Study board
Study Board for BSc in Economics and Business Administration
Course coordinator
  • Morten Lau - Department of Economics (ECON)
Main academic disciplines
  • Methodology and philosophy of science
  • Statistics and quantitative methods
  • Economics
Teaching methods
  • Blended learning
Last updated on 25-08-2020

Relevant links

Learning objectives
  • Demonstrate knowledge of concepts, models, methods and tools in econometrics, corresponding to the course syllabus
  • Evaluate an empirical study which another has produced
  • Implement a reasonably simple econometric analysis in practice
Quantitative Methods:
Exam ECTS 7,5
Examination form Home assignment - written product
Individual or group exam Individual exam
Size of written product Please see text below
The exam is held as a homeassignment of 4 hours duration. The students have 4 hours at their dispossal and that there is no maximum size of the written product.
Assignment type Written assignment
Duration Written product to be submitted on specified date and time.
Grading scale 7-point grading scale
Examiner(s) One internal examiner
Exam period Winter
Make-up exam/re-exam
Same examination form as the ordinary exam
Description of the exam procedure

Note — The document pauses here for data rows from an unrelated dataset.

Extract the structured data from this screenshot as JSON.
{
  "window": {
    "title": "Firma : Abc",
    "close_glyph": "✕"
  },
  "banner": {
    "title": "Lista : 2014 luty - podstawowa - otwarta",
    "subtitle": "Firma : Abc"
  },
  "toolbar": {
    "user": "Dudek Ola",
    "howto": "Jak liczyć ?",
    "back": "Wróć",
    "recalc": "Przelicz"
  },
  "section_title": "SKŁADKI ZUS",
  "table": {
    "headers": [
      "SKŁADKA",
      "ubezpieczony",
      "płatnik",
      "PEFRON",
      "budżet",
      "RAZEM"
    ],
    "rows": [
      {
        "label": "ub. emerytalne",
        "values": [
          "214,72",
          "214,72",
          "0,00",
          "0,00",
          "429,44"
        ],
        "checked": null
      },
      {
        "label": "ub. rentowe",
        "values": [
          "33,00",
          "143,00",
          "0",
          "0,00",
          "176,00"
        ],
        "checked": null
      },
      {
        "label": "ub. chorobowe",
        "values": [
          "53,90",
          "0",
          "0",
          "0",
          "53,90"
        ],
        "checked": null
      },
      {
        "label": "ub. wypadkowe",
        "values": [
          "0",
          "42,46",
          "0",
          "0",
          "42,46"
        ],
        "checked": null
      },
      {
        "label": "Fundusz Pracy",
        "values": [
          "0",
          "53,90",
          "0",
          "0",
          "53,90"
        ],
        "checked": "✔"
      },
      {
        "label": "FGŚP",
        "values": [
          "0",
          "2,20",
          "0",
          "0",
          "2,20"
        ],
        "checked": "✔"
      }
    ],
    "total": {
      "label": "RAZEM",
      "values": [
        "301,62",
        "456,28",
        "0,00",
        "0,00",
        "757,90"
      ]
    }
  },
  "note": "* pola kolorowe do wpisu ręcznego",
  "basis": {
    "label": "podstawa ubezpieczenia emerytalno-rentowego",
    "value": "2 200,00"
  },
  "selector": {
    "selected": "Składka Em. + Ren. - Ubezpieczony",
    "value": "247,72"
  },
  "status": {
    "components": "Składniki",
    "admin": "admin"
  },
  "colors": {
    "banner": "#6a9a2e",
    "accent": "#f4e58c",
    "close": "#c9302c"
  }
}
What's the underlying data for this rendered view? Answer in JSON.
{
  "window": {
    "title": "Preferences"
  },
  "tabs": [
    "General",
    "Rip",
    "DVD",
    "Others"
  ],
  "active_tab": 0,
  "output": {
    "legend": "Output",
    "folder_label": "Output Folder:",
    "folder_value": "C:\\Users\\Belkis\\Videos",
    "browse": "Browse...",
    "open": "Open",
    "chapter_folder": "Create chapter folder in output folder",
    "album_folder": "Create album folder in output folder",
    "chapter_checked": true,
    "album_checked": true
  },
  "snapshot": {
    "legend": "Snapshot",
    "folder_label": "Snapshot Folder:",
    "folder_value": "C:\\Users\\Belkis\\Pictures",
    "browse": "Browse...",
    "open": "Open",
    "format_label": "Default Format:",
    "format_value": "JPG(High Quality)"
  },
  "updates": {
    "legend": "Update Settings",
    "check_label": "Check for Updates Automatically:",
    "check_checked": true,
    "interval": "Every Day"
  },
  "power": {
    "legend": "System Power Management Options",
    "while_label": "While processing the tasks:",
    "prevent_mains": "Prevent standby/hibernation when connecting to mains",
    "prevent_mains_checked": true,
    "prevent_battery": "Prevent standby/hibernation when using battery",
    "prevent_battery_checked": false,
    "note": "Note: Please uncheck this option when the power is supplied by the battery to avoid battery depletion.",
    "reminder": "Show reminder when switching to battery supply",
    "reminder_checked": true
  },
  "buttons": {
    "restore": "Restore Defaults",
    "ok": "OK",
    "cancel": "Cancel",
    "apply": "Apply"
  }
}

Part of the test is based on a previous data analysis (48-hour preparatory period). Results from the previous data analysis will be used in the 4-hour written exam.


It is the student’s own responsibility to submit and incorporate the results from the previous data analysis along with answers to the exam paper.


Course content, structure and pedagogical approach

How do you measure and elicit individual attitudes to financial risk and time delay of income? Are women more patient and more averse to taking risk in financial matters than men? Are men more likely to become problem gamblers than women? Are women more likely to smoke cigarettes than men, and if so do they smoke more per day than men? How do you elicit and estimate predictions about the likelihood of future events?

The main objective of the course is to provide students with the necessary statistical tools to answer such questions by introducing a range of statistical models and methods. The course will focus on applied aspects of econometrics, as opposed to theoretical aspects. We will use data from surveys and experiments that are designed to answer the questions above. The course is designed to target students who intend to conduct empirical analysis during their undergraduate and graduate study programs.

The course will focus on various applications of basic regression models. Throughout the course emphasis will be placed on the qualitative and quantitative understanding of statistical models. That is, how can you translate a qualitative research question into a quantitative model and make inferences? A recurring theme during the course is the distinction between correlation and causation. Despite this simple distinction much of the difficulty in econometrics stems from the desire to make causal inferences from observational data. 




Description of the teaching methods
The course is based on a blended learning approach with a combination of PC-based lectures and exercise classes as well as online teaching using pre-recorded videos on selected topics and assignments. The course is split evenly between lectures and exercises.

The statistical models and methods are presented and discussed in class, as well as survey and experimental data to illustrate the quantitative methods. We will use the statistical software program Stata to estimate the statistical models, which is a professional tool used by many government agencies and private companies.
Guest lecturers may be invited to discuss empirical examples of their own work that are relevant to the topics that we discuss in class.
Feedback during the teaching period
The course seeks to offer feedback whenever possible. Lectures and exercise classes provide opportunities for questions and discussions and students are also encouraged to make use of staff office hours for further feedback
Student workload
Preparation / exam 170 hours
Lectures 24 hours
Exercises 24 hours
Expected literature

Stock, J. H. and Watson, M., Introduction to Econometrics, Global Edition, 4th edition (Pearson Education, 2019)


 The textbook is supplemented with a few scientific articles that are relevant to some of the course examples.

Last updated on 25-08-2020